** Opening STUDY MATERIAL block **

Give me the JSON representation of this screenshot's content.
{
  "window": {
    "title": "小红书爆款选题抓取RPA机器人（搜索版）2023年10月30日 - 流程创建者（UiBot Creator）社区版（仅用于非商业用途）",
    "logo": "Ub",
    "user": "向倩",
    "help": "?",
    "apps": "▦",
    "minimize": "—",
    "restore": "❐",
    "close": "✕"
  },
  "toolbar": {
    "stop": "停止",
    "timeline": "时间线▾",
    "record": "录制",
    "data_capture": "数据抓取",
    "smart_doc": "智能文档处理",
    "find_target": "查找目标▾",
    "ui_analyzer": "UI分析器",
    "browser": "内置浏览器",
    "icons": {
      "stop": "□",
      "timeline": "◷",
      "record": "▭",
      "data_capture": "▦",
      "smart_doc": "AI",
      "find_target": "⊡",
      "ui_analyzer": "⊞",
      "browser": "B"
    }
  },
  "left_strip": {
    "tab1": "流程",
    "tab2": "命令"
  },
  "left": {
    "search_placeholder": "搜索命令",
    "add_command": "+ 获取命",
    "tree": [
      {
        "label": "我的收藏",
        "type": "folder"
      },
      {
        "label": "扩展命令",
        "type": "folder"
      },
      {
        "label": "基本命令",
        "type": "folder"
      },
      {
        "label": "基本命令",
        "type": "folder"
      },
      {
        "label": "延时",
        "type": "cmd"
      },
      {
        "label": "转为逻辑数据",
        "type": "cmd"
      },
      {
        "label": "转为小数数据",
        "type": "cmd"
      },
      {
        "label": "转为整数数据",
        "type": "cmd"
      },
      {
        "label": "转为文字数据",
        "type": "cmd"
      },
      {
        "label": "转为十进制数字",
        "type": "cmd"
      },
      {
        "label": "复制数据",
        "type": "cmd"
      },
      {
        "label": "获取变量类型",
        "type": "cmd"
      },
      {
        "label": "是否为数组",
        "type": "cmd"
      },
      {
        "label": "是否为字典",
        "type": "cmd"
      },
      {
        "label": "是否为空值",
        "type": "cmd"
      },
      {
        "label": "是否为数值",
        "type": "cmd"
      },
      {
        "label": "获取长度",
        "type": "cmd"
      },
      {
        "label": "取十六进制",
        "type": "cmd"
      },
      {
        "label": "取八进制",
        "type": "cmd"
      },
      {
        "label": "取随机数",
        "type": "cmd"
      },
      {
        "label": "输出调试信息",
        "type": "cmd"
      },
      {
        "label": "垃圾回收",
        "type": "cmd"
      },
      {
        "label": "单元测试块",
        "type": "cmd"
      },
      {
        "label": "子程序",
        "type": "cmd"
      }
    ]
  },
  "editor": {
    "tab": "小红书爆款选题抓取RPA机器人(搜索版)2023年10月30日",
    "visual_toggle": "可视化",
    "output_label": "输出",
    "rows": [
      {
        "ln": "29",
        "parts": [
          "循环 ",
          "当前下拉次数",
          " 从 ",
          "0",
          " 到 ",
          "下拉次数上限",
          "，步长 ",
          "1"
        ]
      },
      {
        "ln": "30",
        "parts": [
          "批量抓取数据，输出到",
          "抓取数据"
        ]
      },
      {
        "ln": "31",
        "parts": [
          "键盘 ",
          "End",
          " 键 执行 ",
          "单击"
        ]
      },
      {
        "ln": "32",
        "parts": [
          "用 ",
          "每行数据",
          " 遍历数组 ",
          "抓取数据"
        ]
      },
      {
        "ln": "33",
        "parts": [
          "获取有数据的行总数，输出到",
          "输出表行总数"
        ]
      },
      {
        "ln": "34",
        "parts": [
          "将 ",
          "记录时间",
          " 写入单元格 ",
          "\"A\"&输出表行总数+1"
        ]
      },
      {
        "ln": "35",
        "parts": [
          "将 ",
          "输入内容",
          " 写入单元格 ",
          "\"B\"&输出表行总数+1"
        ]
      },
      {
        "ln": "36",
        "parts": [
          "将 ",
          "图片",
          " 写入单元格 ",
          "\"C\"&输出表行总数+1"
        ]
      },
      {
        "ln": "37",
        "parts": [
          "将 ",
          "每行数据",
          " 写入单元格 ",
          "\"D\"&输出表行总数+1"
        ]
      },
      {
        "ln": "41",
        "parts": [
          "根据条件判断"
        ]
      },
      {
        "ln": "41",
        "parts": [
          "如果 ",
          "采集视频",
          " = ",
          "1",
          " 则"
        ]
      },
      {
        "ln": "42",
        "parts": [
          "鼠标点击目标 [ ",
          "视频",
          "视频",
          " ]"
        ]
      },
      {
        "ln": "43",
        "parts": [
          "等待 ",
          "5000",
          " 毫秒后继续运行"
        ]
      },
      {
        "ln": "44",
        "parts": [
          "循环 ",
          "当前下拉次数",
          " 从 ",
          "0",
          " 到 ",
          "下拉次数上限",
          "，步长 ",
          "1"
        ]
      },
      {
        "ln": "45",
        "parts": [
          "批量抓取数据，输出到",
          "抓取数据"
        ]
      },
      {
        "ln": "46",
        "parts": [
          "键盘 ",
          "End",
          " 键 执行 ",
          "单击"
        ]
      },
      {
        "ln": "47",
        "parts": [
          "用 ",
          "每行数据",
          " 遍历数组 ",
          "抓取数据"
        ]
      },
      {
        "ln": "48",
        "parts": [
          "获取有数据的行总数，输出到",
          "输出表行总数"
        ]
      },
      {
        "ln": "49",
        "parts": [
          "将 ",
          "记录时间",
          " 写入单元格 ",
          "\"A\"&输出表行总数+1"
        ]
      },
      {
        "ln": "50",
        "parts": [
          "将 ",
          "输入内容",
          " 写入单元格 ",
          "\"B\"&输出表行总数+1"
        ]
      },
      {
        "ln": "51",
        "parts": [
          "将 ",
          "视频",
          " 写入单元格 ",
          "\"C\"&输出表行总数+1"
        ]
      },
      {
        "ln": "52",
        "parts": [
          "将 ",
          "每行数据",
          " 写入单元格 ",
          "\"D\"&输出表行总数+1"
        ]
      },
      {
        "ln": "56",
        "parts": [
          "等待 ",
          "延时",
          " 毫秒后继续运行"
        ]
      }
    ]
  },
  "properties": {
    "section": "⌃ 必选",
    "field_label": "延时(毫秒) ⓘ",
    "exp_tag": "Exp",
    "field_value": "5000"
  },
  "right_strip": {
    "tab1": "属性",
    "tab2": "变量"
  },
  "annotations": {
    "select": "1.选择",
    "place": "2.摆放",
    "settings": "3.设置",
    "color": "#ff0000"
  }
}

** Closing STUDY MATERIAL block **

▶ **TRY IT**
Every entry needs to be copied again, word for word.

▶ **REPLY**
Give me the JSON representation of this screenshot's content.
{
  "window": {
    "title": "小红书爆款选题抓取RPA机器人（搜索版）2023年10月30日 - 流程创建者（UiBot Creator）社区版（仅用于非商业用途）",
    "logo": "Ub",
    "user": "向倩",
    "help": "?",
    "apps": "▦",
    "minimize": "—",
    "restore": "❐",
    "close": "✕"
  },
  "toolbar": {
    "stop": "停止",
    "timeline": "时间线▾",
    "record": "录制",
    "data_capture": "数据抓取",
    "smart_doc": "智能文档处理",
    "find_target": "查找目标▾",
    "ui_analyzer": "UI分析器",
    "browser": "内置浏览器",
    "icons": {
      "stop": "□",
      "timeline": "◷",
      "record": "▭",
      "data_capture": "▦",
      "smart_doc": "AI",
      "find_target": "⊡",
      "ui_analyzer": "⊞",
      "browser": "B"
    }
  },
  "left_strip": {
    "tab1": "流程",
    "tab2": "命令"
  },
  "left": {
    "search_placeholder": "搜索命令",
    "add_command": "+ 获取命",
    "tree": [
      {
        "label": "我的收藏",
        "type": "folder"
      },
      {
        "label": "扩展命令",
        "type": "folder"
      },
      {
        "label": "基本命令",
        "type": "folder"
      },
      {
        "label": "基本命令",
        "type": "folder"
      },
      {
        "label": "延时",
        "type": "cmd"
      },
      {
        "label": "转为逻辑数据",
        "type": "cmd"
      },
      {
        "label": "转为小数数据",
        "type": "cmd"
      },
      {
        "label": "转为整数数据",
        "type": "cmd"
      },
      {
        "label": "转为文字数据",
        "type": "cmd"
      },
      {
        "label": "转为十进制数字",
        "type": "cmd"
      },
      {
        "label": "复制数据",
        "type": "cmd"
      },
      {
        "label": "获取变量类型",
        "type": "cmd"
      },
      {
        "label": "是否为数组",
        "type": "cmd"
      },
      {
        "label": "是否为字典",
        "type": "cmd"
      },
      {
        "label": "是否为空值",
        "type": "cmd"
      },
      {
        "label": "是否为数值",
        "type": "cmd"
      },
      {
        "label": "获取长度",
        "type": "cmd"
      },
      {
        "label": "取十六进制",
        "type": "cmd"
      },
      {
        "label": "取八进制",
        "type": "cmd"
      },
      {
        "label": "取随机数",
        "type": "cmd"
      },
      {
        "label": "输出调试信息",
        "type": "cmd"
      },
      {
        "label": "垃圾回收",
        "type": "cmd"
      },
      {
        "label": "单元测试块",
        "type": "cmd"
      },
      {
        "label": "子程序",
        "type": "cmd"
      }
    ]
  },
  "editor": {
    "tab": "小红书爆款选题抓取RPA机器人(搜索版)2023年10月30日",
    "visual_toggle": "可视化",
    "output_label": "输出",
    "rows": [
      {
        "ln": "29",
        "parts": [
          "循环 ",
          "当前下拉次数",
          " 从 ",
          "0",
          " 到 ",
          "下拉次数上限",
          "，步长 ",
          "1"
        ]
      },
      {
        "ln": "30",
        "parts": [
          "批量抓取数据，输出到",
          "抓取数据"
        ]
      },
      {
        "ln": "31",
        "parts": [
          "键盘 ",
          "End",
          " 键 执行 ",
          "单击"
        ]
      },
      {
        "ln": "32",
        "parts": [
          "用 ",
          "每行数据",
          " 遍历数组 ",
          "抓取数据"
        ]
      },
      {
        "ln": "33",
        "parts": [
          "获取有数据的行总数，输出到",
          "输出表行总数"
        ]
      },
      {
        "ln": "34",
        "parts": [
          "将 ",
          "记录时间",
          " 写入单元格 ",
          "\"A\"&输出表行总数+1"
        ]
      },
      {
        "ln": "35",
        "parts": [
          "将 ",
          "输入内容",
          " 写入单元格 ",
          "\"B\"&输出表行总数+1"
        ]
      },
      {
        "ln": "36",
        "parts": [
          "将 ",
          "图片",
          " 写入单元格 ",
          "\"C\"&输出表行总数+1"
        ]
      },
      {
        "ln": "37",
        "parts": [
          "将 ",
          "每行数据",
          " 写入单元格 ",
          "\"D\"&输出表行总数+1"
        ]
      },
      {
        "ln": "41",
        "parts": [
          "根据条件判断"
        ]
      },
      {
        "ln": "41",
        "parts": [
          "如果 ",
          "采集视频",
          " = ",
          "1",
          " 则"
        ]
      },
      {
        "ln": "42",
        "parts": [
          "鼠标点击目标 [ ",
          "视频",
          "视频",
          " ]"
        ]
      },
      {
        "ln": "43",
        "parts": [
          "等待 ",
          "5000",
          " 毫秒后继续运行"
        ]
      },
      {
        "ln": "44",
        "parts": [
          "循环 ",
          "当前下拉次数",
          " 从 ",
          "0",
          " 到 ",
          "下拉次数上限",
          "，步长 ",
          "1"
        ]
      },
      {
        "ln": "45",
        "parts": [
          "批量抓取数据，输出到",
          "抓取数据"
        ]
      },
      {
        "ln": "46",
        "parts": [
          "键盘 ",
          "End",
          " 键 执行 ",
          "单击"
        ]
      },
      {
        "ln": "47",
        "parts": [
          "用 ",
          "每行数据",
          " 遍历数组 ",
          "抓取数据"
        ]
      },
      {
        "ln": "48",
        "parts": [
          "获取有数据的行总数，输出到",
          "输出表行总数"
        ]
      },
      {
        "ln": "49",
        "parts": [
          "将 ",
          "记录时间",
          " 写入单元格 ",
          "\"A\"&输出表行总数+1"
        ]
      },
      {
        "ln": "50",
        "parts": [
          "将 ",
          "输入内容",
          " 写入单元格 ",
          "\"B\"&输出表行总数+1"
        ]
      },
      {
        "ln": "51",
        "parts": [
          "将 ",
          "视频",
          " 写入单元格 ",
          "\"C\"&输出表行总数+1"
        ]
      },
      {
        "ln": "52",
        "parts": [
          "将 ",
          "每行数据",
          " 写入单元格 ",
          "\"D\"&输出表行总数+1"
        ]
      },
      {
        "ln": "56",
        "parts": [
          "等待 ",
          "延时",
          " 毫秒后继续运行"
        ]
      }
    ]
  },
  "properties": {
    "section": "⌃ 必选",
    "field_label": "延时(毫秒) ⓘ",
    "exp_tag": "Exp",
    "field_value": "5000"
  },
  "right_strip": {
    "tab1": "属性",
    "tab2": "变量"
  },
  "annotations": {
    "select": "1.选择",
    "place": "2.摆放",
    "settings": "3.设置",
    "color": "#ff0000"
  }
}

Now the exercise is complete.